The ACCORD and ADVANCE trials – could hypoglycemia have contributed to the differences seen in cardiac mortality?
Professor Simon Heller and Dr Rory McCrimmon of the Editorial Board
Diabetic Hypoglycemia September 2008, Volume 1, Issue 2: page 1
In February 2008, the diabetes world was startled by the premature termination of the glucose control component of the ACCORD trial at the request of the independent data monitoring and safety committee. The trial, which had been running for 3 years, had been designed to examine whether aggressive treatment of blood glucose, lipids and blood pressure (BP) could lower the risk of cardiovascular disease (CVD) in 10,000 individuals with established type 2 diabetes. In particular, the trial investigators hoped to establish whether lowering blood glucose to near normal levels would significantly reduce macrovascular disease, an unresolved issue in the management of type 2 diabetes.

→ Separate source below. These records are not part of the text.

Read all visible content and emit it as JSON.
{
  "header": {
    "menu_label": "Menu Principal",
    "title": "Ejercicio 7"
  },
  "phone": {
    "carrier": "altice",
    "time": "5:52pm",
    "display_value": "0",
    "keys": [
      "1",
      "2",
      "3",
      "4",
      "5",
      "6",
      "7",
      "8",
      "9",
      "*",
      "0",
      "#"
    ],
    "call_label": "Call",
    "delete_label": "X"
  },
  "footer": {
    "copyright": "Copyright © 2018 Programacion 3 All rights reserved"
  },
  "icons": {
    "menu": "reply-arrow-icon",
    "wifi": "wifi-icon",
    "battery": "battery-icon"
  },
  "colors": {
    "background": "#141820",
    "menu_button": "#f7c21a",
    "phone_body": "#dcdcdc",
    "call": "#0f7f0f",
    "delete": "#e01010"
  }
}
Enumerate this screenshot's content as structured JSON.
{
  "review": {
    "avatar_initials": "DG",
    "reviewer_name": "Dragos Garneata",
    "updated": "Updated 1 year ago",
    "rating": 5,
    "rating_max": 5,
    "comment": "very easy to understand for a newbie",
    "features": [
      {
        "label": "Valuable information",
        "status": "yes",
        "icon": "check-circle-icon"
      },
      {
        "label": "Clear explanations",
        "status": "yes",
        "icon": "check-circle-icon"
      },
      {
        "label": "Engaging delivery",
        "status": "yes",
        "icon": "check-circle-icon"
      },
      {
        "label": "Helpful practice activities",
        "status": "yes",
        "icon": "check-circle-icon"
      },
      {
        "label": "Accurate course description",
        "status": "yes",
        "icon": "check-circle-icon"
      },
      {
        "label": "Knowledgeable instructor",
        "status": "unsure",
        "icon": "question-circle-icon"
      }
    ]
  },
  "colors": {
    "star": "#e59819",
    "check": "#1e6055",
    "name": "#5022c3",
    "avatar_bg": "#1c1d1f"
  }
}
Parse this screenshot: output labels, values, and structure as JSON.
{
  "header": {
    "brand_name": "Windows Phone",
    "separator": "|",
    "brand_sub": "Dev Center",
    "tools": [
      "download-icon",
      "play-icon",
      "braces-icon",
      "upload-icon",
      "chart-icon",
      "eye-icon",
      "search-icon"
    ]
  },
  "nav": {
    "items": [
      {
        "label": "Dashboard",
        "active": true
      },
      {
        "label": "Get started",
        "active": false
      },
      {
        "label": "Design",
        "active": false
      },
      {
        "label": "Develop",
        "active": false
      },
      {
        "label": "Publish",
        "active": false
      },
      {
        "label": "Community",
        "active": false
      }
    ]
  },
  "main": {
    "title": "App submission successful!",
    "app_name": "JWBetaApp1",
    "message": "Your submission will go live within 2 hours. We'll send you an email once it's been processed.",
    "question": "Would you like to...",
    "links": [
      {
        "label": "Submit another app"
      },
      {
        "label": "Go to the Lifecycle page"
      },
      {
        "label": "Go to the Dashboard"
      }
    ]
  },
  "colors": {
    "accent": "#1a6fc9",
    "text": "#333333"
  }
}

The glucose control arm of the trial was terminated early due to an unexpected increase in the number of sudden cardiac deaths in those participants receiving intensive glucose lowering treatment. This announcement was followed by a press release from investigators involved in the ADVANCE Trial that tested a similar hypothesis in over 11,000 individuals with type 2 diabetes recruited worldwide, and which completed in late 2007 after 5 years. The ADVANCE trial investigators found no evidence of increased overall or cardiac mortality in their intensively treated population.